### Action item:
Count every line in the following entries where the word "грамм" appears. Give the count alone.

### Exercise inputs:
..............................

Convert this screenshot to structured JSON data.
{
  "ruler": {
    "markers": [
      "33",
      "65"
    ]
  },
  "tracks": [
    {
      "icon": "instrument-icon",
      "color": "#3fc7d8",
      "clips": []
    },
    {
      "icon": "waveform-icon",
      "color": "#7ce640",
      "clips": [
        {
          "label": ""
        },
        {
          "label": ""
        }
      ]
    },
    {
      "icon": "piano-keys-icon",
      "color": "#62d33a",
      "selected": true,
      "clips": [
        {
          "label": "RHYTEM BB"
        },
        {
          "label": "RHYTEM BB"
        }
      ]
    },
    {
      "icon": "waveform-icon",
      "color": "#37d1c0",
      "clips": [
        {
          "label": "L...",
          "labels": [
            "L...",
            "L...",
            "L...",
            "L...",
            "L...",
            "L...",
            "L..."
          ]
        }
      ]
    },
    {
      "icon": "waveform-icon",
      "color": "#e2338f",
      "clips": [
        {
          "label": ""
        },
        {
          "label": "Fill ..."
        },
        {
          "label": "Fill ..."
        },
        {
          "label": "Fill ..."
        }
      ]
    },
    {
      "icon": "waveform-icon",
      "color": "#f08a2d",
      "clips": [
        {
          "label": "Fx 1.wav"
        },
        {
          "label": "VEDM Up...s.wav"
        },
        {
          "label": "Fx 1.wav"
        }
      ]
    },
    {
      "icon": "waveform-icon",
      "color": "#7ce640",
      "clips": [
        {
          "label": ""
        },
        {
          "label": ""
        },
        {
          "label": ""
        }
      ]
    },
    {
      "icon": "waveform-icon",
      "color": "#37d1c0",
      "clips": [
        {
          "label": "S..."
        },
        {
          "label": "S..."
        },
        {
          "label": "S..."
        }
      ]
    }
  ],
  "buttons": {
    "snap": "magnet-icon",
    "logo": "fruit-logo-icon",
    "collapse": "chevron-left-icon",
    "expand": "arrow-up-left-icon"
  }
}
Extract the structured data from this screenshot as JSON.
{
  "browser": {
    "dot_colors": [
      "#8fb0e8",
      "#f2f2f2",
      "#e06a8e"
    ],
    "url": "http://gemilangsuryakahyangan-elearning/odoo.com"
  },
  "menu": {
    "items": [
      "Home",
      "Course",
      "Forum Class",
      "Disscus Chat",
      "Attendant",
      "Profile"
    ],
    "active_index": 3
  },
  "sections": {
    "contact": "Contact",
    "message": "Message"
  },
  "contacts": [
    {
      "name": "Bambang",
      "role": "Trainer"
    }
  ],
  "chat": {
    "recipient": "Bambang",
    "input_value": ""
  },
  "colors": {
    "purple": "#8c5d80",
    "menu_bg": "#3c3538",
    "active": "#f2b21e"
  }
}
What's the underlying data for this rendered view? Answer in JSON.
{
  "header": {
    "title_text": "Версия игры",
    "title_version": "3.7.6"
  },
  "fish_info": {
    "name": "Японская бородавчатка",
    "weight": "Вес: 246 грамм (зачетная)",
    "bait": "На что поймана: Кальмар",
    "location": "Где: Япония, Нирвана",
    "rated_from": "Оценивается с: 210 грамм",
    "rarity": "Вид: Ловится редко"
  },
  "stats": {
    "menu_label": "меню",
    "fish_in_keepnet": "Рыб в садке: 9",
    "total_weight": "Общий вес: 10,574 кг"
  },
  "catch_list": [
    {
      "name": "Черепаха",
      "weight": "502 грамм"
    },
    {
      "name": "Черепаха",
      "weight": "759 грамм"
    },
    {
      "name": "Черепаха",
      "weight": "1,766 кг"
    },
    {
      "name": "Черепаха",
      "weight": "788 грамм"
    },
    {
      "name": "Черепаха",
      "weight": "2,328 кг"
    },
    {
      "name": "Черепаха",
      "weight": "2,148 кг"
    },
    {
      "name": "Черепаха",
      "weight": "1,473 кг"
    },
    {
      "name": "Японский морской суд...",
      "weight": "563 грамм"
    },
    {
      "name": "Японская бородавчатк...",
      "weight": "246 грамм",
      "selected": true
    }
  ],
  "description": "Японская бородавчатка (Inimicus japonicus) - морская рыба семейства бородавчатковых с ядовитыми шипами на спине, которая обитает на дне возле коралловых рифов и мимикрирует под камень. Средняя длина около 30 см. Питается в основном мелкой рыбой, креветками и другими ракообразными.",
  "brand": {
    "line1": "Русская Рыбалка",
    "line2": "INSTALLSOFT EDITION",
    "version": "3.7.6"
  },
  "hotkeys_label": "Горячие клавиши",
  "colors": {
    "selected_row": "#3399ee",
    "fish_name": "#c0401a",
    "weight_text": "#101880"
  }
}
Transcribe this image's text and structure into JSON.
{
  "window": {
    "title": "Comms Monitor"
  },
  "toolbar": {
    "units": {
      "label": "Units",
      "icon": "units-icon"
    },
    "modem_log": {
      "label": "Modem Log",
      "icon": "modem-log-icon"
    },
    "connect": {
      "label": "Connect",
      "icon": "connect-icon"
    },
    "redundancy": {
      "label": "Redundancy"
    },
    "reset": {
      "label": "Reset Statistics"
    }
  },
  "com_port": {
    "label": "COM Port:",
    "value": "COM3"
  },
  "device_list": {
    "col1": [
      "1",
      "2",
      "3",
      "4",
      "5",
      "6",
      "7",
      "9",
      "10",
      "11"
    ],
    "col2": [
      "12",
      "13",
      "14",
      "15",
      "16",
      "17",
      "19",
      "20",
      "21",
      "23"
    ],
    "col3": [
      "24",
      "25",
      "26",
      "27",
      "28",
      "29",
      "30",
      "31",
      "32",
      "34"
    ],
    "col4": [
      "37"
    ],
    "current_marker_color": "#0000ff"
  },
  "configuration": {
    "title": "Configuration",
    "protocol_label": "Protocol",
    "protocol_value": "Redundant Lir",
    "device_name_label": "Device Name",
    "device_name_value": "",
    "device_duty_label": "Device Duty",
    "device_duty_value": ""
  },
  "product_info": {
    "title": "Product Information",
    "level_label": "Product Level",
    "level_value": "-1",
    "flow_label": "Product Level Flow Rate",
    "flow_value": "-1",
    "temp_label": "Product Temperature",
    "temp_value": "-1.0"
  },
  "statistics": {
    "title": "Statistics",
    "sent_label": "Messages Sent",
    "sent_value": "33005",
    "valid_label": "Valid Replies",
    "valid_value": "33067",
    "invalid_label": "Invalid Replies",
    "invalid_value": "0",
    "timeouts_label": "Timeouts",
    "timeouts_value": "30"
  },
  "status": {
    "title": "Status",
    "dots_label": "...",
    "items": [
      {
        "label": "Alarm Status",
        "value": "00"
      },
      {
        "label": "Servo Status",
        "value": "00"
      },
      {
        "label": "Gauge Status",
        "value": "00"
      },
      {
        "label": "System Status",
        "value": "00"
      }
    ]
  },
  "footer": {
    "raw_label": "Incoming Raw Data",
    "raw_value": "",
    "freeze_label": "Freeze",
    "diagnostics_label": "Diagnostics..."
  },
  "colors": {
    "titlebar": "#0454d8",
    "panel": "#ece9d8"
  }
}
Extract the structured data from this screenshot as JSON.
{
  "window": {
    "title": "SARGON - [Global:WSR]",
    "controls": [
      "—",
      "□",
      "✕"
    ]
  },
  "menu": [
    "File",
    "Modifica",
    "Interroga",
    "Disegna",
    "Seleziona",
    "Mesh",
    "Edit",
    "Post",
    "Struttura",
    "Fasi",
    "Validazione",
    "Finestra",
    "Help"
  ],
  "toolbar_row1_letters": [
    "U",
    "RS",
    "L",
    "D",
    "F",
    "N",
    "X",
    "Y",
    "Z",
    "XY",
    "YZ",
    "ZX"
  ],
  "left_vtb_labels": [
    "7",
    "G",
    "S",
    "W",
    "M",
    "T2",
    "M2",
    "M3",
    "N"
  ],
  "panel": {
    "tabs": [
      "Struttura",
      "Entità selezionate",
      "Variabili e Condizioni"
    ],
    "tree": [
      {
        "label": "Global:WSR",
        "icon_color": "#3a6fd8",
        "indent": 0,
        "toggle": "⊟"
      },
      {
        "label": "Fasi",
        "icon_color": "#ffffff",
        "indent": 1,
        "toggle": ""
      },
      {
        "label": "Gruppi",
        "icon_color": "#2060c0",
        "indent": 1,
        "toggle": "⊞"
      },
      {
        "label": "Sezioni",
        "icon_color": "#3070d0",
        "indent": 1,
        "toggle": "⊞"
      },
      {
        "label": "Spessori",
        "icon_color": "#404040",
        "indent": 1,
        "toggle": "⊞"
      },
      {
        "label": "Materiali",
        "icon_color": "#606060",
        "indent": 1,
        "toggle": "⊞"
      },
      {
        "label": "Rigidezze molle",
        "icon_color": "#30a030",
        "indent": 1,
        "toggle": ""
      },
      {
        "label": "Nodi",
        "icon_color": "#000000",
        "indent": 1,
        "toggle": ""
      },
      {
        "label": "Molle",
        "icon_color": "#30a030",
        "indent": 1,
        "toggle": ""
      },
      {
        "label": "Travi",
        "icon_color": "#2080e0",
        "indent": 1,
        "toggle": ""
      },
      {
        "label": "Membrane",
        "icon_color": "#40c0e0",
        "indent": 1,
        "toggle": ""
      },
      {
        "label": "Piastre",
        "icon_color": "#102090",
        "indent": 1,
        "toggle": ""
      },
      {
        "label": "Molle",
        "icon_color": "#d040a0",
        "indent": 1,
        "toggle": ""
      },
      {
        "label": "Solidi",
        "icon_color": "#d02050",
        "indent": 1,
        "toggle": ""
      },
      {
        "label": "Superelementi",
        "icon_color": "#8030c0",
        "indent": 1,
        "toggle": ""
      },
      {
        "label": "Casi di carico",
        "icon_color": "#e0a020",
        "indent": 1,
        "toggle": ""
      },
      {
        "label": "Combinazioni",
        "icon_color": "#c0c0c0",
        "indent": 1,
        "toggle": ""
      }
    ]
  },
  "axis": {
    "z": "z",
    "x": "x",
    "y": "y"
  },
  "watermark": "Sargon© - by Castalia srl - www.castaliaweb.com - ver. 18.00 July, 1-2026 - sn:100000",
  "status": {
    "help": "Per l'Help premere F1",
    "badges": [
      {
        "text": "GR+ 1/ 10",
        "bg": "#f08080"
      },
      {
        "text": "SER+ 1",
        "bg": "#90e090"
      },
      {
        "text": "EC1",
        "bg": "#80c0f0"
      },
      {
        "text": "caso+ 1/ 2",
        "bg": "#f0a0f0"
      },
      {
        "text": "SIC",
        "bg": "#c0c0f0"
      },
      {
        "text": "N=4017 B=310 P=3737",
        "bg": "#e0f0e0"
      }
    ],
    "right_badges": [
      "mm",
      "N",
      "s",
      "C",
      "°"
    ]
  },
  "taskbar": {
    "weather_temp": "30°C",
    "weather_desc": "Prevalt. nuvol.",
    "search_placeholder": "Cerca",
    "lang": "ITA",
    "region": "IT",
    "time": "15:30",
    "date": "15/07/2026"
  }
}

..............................

### Solved problem:
7